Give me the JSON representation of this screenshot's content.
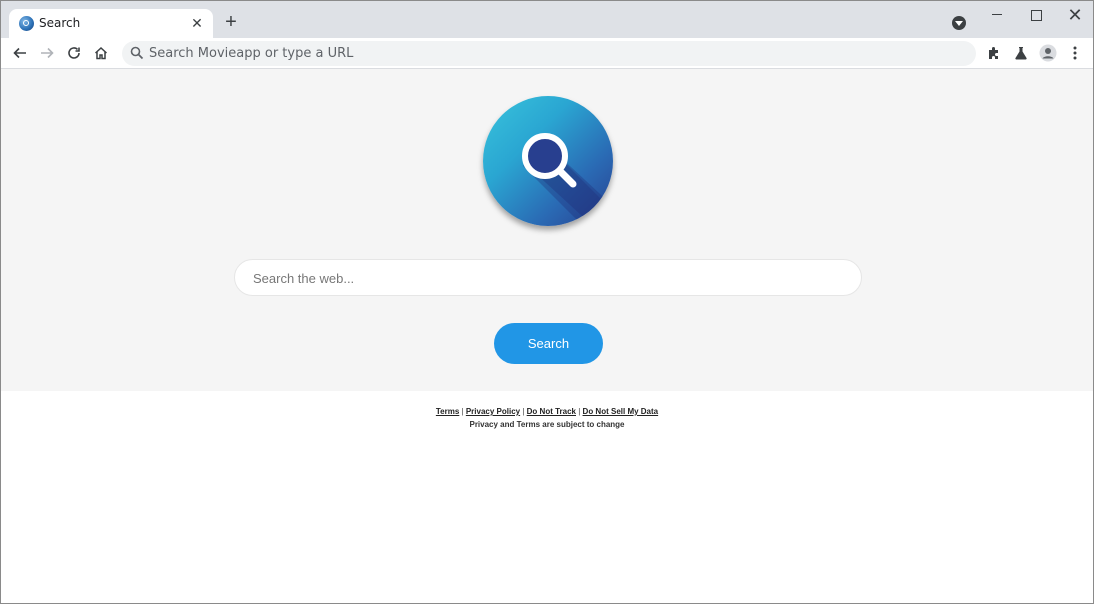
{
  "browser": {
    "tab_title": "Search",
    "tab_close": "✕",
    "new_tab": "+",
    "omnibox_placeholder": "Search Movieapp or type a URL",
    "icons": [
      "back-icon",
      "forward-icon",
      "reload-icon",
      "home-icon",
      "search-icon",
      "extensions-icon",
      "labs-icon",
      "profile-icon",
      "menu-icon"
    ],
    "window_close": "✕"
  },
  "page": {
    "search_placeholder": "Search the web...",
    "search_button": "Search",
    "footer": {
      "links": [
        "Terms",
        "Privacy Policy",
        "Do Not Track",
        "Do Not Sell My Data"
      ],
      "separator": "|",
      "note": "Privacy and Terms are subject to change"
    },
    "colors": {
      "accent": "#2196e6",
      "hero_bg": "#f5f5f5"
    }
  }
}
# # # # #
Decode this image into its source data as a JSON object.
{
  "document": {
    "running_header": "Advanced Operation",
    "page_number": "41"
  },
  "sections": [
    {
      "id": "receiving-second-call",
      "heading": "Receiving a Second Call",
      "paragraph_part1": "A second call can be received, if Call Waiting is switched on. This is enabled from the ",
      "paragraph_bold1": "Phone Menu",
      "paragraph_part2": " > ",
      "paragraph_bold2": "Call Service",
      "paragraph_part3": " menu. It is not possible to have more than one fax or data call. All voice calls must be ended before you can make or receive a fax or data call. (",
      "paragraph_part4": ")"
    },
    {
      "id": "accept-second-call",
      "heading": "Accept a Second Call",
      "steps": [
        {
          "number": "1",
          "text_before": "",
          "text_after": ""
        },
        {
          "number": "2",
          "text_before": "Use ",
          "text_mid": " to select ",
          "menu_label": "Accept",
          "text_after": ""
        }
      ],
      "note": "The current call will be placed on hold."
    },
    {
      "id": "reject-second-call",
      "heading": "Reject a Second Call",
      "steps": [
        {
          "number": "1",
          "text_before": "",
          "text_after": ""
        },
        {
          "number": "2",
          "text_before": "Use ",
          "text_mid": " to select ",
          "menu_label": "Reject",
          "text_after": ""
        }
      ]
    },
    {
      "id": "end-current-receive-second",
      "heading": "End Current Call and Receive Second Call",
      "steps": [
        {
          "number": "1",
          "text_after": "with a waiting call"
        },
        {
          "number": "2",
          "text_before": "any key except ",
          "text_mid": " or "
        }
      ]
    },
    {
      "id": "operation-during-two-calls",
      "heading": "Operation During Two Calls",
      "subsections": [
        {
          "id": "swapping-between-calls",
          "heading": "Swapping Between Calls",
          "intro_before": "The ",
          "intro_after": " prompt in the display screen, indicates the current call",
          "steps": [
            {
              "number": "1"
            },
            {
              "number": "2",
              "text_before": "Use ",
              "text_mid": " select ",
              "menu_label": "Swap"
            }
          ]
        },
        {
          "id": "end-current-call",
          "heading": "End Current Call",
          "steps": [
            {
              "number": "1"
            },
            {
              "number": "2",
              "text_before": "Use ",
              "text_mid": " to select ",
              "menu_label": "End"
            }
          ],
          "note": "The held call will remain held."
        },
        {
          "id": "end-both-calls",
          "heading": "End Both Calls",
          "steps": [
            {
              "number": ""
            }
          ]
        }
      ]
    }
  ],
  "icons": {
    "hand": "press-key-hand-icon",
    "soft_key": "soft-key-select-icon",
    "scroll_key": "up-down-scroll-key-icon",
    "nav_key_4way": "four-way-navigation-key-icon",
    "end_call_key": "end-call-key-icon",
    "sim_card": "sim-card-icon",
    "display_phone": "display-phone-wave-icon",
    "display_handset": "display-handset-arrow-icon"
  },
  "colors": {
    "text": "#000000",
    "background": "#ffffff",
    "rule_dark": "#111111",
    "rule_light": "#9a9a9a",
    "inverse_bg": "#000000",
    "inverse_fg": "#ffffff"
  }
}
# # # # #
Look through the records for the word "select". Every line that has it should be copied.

> _ANSWER SECTION_:
          "text_mid": " to select ",
          "text_mid": " to select ",
              "text_mid": " select ",
              "text_mid": " to select ",
    "soft_key": "soft-key-select-icon",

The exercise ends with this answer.